“Hey, remember when I made a very clear decision about my healthcare and refused to receive treatment and was cool and all with going on hospice so I could come live with my ex-wife? Yeah, I changed my mind.”

Rule 2: You don’t jump from no treatment to clinical trial

If you get diagnosed with cancer, you know this.

You get your diagnosis and opinion on your treatment decisions, you might get a second opinion or two, and then you start on your treatment plan. For someone with brain cancer your treatment plan might like this:

  • Have a resection (craniotomy) or a biopsy to discover your tumor type and then treat based off of that information
  • Depending on the grading of your tumor and its unique genetic markers you might have:
    • Radiation therapy for 6 weeks
    • Temodar chemotherapy for 6-12 months, in some cases, up to a few years
    • Targeted therapies such as Herceptin or Tarceval
  • If you do not respond well to the therapy, or your tumor begins growing again after a period of time after chemo, second-line drugs may be taken, such as Avastin or one of the drugs mentioned above if you haven’t already taken it. In recurrent glioblastoma you may also be authorized to use the Optune device (which is magical hat that sends electrical signals through your brain–description not approved by the makers of Optune).
  • In some cases you might have a second brain surgery to remove more tumor if it is possible without impeding your functioning and quality of life.

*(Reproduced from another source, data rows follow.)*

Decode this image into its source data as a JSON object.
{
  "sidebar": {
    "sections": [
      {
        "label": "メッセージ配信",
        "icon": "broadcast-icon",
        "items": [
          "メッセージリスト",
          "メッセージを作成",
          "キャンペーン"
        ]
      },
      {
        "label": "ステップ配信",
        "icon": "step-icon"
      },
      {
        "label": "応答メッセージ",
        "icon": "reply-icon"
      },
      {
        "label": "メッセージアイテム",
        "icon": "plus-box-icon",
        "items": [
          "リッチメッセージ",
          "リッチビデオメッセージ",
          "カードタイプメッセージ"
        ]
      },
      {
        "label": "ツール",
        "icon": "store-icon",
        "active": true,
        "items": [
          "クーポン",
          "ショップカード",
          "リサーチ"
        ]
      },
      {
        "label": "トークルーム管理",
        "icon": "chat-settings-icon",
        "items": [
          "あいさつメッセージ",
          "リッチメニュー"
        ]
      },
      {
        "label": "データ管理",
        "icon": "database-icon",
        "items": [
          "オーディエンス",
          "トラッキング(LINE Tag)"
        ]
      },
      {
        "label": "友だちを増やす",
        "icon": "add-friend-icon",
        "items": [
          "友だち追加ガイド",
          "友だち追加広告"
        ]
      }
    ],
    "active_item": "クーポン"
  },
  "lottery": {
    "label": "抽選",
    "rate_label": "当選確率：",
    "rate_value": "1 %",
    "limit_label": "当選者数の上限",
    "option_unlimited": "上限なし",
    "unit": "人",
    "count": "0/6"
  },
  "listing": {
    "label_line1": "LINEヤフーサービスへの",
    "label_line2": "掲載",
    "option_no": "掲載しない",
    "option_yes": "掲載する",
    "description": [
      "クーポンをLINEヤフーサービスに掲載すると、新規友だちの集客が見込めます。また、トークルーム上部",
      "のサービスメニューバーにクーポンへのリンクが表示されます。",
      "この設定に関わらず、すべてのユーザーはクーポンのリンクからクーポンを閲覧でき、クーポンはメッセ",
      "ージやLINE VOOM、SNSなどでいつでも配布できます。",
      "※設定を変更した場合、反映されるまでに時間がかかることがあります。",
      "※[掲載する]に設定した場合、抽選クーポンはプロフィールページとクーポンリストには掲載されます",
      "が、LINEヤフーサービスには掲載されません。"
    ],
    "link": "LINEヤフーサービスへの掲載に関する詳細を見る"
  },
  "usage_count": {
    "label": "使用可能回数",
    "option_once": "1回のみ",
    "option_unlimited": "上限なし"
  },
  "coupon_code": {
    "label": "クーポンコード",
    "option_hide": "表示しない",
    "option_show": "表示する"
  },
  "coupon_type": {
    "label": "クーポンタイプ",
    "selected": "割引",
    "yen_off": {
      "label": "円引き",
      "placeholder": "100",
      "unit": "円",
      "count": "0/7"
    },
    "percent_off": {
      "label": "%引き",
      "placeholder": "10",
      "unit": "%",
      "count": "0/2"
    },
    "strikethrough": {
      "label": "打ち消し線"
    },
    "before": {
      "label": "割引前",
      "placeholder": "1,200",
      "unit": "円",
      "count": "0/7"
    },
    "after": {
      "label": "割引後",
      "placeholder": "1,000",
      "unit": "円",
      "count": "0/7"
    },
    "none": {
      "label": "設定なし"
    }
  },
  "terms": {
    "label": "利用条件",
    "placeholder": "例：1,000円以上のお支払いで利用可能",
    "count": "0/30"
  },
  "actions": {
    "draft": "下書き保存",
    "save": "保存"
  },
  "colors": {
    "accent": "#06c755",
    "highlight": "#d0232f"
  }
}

It is only after all of the above bulletpoints are exhausted (which may take months to a few years) do you start thinking about clinical trials.

Rule 3: A clinical trial does not a cure make

Rather than copy and paste a great explanation about clinical trials by my friends at the National Institute of Health (which you can read here), I will break it down in Liz-isms.

There are three phases of a clinical trial.

Phase 1 means you are a lab rat who is taking the drug to test toxicity levels, i.e., see how much of drug X a human being can take before they die or develop various side effects. People who participate in these trials are doing it for the good of mankind and all patients who might be diagnosed with the disease after them in the future. If you are participating in a Phase 1 trial, you are a martyr and I salute you for your sacrifice. And also, we should have a Memorial Day for people who participate in Phase 1 trials.

Phase II trials look at how well treatments work and further review the treatments for safety, i.e., the next step up from Phase I.

Phase III trials are further refined trials that work with larger groups of people and compare how new treatments might work compared with known treatments and/or placebos.

In the brain cancer world, since there are so little of us to work with, I’ve heard that we never get the placebo–we always get the drug when we enter a clinical trial. This can be cool, or not, depending on your goals when you are short on options.

Where was I?

After my mom told me that my dad was asking a hospice nurse about clinical trials I asked what the hospice nurse said.

The nurse asked, “Why do you want to be on a clinical trial?”

That made me laugh. Classic! What a great answer. What is the reason behind what you want?

Is it because he wants to extend his life? At what cost?

I explained to my mom all of the treatment steps my dad would need to go through before he would finally get to the process of being qualified for a clinical trial.

She said it sounded so complicated and she couldn’t remember all of that. She asked me to write it down.

I was like, What the hell? Write it all down? Who do you think I am, a person who just writes shit about brain cancer stuff?

And then I remembered that I am a person who writes shit about brain cancer stuff.

Enjoy… and to be continued.